■ **Exercise details**
Using the data that follows, say how many lines contain the word "JSON", giving the number by itself.

■ **Items from a dataset**
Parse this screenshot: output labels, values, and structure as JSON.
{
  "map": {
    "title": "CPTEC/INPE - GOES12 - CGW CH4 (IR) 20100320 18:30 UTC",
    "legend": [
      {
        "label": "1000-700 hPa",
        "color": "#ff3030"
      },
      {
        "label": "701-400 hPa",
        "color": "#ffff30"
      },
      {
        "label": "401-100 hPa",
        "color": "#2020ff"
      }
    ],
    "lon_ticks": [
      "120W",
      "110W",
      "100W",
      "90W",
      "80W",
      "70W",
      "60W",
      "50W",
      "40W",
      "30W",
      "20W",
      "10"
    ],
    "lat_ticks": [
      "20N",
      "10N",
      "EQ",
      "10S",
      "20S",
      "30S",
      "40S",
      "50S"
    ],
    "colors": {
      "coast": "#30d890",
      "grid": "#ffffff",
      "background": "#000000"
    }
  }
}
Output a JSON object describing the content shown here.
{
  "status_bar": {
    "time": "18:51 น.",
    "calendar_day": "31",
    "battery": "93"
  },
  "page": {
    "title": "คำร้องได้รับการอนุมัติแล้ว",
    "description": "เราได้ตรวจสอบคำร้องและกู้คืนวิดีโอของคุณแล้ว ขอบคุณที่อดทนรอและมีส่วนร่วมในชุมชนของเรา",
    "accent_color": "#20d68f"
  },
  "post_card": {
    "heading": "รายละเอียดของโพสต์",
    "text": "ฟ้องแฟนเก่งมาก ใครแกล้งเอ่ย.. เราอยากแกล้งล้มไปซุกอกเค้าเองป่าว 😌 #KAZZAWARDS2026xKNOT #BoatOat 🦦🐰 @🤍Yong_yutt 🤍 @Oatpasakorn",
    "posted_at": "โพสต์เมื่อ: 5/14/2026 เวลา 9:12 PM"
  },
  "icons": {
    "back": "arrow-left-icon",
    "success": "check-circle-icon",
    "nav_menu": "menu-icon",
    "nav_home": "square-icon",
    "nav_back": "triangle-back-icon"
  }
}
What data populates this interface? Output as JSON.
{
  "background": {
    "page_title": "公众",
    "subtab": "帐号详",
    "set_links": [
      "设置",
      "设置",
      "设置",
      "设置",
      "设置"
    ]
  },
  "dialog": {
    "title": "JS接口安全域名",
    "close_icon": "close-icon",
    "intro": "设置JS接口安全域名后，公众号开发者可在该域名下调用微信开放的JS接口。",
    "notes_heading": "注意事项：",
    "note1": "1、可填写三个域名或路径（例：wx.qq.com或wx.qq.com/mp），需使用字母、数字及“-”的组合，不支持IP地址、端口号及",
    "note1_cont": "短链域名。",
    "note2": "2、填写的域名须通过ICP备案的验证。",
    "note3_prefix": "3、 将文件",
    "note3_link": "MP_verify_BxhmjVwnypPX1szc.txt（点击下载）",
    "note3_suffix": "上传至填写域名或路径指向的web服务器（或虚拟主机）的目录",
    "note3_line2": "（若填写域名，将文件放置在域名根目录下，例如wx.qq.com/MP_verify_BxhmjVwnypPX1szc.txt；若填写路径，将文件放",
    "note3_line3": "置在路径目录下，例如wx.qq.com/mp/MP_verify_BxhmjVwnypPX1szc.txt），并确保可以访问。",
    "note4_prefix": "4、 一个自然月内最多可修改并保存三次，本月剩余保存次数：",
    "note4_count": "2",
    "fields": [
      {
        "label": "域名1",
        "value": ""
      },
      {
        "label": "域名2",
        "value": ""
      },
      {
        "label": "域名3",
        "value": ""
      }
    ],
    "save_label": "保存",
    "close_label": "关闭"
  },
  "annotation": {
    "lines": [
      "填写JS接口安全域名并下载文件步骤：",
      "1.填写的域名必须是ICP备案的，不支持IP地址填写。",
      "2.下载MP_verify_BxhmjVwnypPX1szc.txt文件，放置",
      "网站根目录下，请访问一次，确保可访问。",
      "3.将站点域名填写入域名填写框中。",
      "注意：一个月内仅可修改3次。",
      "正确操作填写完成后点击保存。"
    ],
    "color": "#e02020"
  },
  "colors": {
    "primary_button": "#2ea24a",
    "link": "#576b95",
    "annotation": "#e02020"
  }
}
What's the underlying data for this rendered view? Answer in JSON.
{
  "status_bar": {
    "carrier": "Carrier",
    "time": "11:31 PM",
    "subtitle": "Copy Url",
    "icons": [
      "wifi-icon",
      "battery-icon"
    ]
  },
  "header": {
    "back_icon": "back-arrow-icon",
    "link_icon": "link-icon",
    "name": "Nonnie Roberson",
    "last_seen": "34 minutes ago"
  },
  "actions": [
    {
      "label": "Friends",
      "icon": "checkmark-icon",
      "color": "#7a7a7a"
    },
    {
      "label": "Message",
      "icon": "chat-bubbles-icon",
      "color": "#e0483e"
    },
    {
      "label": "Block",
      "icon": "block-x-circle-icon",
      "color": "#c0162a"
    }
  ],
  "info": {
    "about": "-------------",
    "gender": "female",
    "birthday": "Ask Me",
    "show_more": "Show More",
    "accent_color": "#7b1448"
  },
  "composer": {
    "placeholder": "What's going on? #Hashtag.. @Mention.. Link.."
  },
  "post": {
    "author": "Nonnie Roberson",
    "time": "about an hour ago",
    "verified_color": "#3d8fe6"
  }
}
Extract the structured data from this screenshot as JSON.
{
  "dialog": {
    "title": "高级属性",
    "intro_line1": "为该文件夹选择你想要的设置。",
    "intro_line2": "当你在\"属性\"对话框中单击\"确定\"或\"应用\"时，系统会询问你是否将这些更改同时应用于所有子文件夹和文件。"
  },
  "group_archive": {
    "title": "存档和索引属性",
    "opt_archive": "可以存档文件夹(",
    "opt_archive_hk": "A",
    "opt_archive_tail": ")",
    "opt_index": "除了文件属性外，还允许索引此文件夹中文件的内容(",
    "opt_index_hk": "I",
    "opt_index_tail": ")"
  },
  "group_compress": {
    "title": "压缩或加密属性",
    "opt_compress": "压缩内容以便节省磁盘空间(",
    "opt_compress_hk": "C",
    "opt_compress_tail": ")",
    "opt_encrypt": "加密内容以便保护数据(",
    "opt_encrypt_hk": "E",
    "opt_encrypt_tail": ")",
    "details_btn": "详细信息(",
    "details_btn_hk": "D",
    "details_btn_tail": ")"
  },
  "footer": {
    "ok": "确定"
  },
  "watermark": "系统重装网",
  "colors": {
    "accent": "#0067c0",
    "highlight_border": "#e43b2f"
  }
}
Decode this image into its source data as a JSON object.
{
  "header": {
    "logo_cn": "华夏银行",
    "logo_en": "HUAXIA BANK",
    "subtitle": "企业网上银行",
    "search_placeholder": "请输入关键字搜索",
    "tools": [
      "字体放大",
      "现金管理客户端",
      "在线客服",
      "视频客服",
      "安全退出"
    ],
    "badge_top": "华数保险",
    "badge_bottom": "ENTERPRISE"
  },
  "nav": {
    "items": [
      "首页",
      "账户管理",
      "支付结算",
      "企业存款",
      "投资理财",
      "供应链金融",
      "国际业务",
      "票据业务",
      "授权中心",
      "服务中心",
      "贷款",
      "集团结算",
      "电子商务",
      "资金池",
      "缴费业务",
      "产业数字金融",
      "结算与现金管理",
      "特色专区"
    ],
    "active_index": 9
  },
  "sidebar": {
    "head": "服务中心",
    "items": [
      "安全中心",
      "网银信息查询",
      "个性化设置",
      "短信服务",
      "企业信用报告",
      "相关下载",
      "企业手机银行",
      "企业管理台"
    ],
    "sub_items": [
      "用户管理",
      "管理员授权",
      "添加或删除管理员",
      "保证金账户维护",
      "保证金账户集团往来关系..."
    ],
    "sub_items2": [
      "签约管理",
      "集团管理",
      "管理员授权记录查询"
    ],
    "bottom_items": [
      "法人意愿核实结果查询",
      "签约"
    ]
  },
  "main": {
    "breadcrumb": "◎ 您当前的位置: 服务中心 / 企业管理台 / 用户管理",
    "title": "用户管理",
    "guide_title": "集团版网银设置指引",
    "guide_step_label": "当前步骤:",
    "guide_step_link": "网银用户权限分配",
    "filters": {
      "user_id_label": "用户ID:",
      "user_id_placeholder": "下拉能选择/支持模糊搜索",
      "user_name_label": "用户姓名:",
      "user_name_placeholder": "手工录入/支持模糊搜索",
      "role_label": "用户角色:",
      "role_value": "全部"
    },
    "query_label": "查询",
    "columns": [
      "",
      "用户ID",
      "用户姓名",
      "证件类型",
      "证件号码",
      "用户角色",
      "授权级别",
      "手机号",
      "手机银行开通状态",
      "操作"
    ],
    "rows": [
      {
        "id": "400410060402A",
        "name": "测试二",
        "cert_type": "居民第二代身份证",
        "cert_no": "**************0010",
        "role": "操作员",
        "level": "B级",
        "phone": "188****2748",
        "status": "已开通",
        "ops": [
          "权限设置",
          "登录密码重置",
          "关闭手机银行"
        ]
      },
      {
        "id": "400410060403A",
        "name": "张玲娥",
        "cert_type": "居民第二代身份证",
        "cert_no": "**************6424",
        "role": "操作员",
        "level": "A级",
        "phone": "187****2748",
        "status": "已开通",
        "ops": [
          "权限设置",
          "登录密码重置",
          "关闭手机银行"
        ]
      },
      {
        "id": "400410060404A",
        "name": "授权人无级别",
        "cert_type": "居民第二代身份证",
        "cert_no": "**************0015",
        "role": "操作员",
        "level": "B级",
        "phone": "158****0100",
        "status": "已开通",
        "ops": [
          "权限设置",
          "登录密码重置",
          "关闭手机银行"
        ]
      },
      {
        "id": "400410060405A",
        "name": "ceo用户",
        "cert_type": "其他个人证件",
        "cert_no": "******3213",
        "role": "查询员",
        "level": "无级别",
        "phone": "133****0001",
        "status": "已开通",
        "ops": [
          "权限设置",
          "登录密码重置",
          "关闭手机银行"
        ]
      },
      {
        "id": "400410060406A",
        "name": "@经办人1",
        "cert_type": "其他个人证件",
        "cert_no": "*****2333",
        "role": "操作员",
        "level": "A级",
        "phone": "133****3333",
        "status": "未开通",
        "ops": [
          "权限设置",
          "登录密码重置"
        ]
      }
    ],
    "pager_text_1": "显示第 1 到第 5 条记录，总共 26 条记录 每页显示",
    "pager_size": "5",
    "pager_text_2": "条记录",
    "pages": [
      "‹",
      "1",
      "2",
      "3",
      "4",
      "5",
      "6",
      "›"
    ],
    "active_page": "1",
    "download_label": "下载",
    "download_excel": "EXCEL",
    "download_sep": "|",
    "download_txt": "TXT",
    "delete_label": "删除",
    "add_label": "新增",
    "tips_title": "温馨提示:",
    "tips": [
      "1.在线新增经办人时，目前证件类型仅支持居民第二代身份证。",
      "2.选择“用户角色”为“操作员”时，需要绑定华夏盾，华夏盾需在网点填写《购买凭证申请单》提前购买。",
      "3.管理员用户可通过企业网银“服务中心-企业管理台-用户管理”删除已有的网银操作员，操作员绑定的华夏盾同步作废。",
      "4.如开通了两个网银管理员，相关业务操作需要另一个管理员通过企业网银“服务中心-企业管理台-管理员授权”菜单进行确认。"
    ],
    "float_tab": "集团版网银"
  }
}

■ **Result of this exercise**
6